Once the wheel starts moving, it tends to taper the magnesium dropout, so the further the axle moves down, the looser the skewer becomes. And I’ve seen this movement action wear away the lawyer tabs over time. This is why Fox came up with the front-opening QR dropouts and why so many fork companies embrace through-axles for even lightweight bikes.

I asked our own tech editor, Zack Vestal, who used to be a Trek/Gary Fisher team mechanic, and he had this to say: “You know, there are guys out there that want it done, and the mechanics will do it. But on my team (Trek-VW), never. I never went that far. Wouldn’t surprise me if JHK had Matt Opperan filing tabs, and I know Roland Green used to have Gary file his tabs off. Gary Wolff now works for Geoff Kabush, and might be doing it for him, but honestly in my experience most MTB guys, even the most picky, prefer the sense of security from tabs. That said, the new SID forks from RS have some huge tabs, and I bet they get filed down at least a little to speed things slightly.”

When reading Zack’s quote, keep in mind that Roland Green’s heyday eight years or so ago was still the era of cantilever brakes in cross-country racing.

-Lennard

Lennard,

I can make fun of these; I’m a lawyer. They’re stupid. If QR’s are so unsafe, why don’t we have bolt-on axles with cotter pins through the nuts so dummies can’t under tighten them? The whole deal reeks of a deficiency in early childhood education.

Anyway, I just filed the nubs off my road bike fork as you mentioned. On a Wound Up fork they’re just two little nubs.

On my ATB it was a problem since the RockShox fork end cups around the quick release and removing the recess would require some major metal work and paint damage, with the risk of weakening the metal. Not to worry, however. Neuvation, the wheel outfit, sells (or did, when I bought mine) a nifty quick release skewer with a little release tab on the handle. Open it the regular way or if it vibrates open and it opens enough to make the skewer loose, but it won’t drop out, as the lawyers intended. Release the little tab while opening, however, and it opens far enough to clear the nubs and drop the wheel straight out.

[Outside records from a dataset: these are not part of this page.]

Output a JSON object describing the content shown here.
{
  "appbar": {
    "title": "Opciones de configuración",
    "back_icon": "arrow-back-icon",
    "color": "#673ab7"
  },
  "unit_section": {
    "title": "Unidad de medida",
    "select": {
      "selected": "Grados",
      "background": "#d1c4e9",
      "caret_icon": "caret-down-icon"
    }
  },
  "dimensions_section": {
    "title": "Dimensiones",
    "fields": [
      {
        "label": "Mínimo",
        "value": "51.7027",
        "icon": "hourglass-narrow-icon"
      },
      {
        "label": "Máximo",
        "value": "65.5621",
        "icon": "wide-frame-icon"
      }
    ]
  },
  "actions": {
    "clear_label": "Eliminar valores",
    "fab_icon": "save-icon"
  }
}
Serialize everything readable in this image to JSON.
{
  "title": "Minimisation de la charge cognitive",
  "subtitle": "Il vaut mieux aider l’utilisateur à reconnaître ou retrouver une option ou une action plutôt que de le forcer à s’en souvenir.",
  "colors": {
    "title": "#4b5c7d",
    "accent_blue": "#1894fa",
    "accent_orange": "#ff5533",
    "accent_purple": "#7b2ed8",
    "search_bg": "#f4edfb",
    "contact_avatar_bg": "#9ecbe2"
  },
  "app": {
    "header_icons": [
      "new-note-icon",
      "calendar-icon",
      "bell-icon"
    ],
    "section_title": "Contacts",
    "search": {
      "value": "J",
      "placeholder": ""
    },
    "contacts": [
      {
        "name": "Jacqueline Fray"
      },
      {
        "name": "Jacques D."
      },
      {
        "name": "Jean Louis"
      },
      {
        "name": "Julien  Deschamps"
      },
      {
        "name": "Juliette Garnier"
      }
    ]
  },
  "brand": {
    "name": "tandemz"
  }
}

The nice feature is that there’s no re-adjustment of the QR needed. When it goes back on and the handle is clamped all the way, it clamps down tight as it did before. Which is the whole point of a quick release, isn’t it? Tullio must be spinning in his grave.

-Larry

Dear Larry,

FYI: Neuvation’s wheel business is so good that it has ceased selling these skewers.

-Lennard

FILED UNDER: Bikes and Tech / Technical FAQ TAGS: / / / / / / / / / /

Lennard Zinn

Lennard Zinn

Our longtime technical writer joined VeloNews in 1987. He is also a framebuilder, a former U.S. National Team rider, and author of many bicycle books, including Zinn and the Art of Mountain Bike Maintenance and Zinn and the Art of Road Bike Maintenance, as well as Zinn and the Art of Triathlon Bikes and Zinn's Cycling Primer: Maintenance Tips and Skill Building for Cyclists. He holds a Bachelor’s degree in physics from Colorado College. Readers can send brief technical questions to Ask LZ.

Get our best cycling content delivered to your inbox

Subscribe to the FREE VeloNews weekly newsletter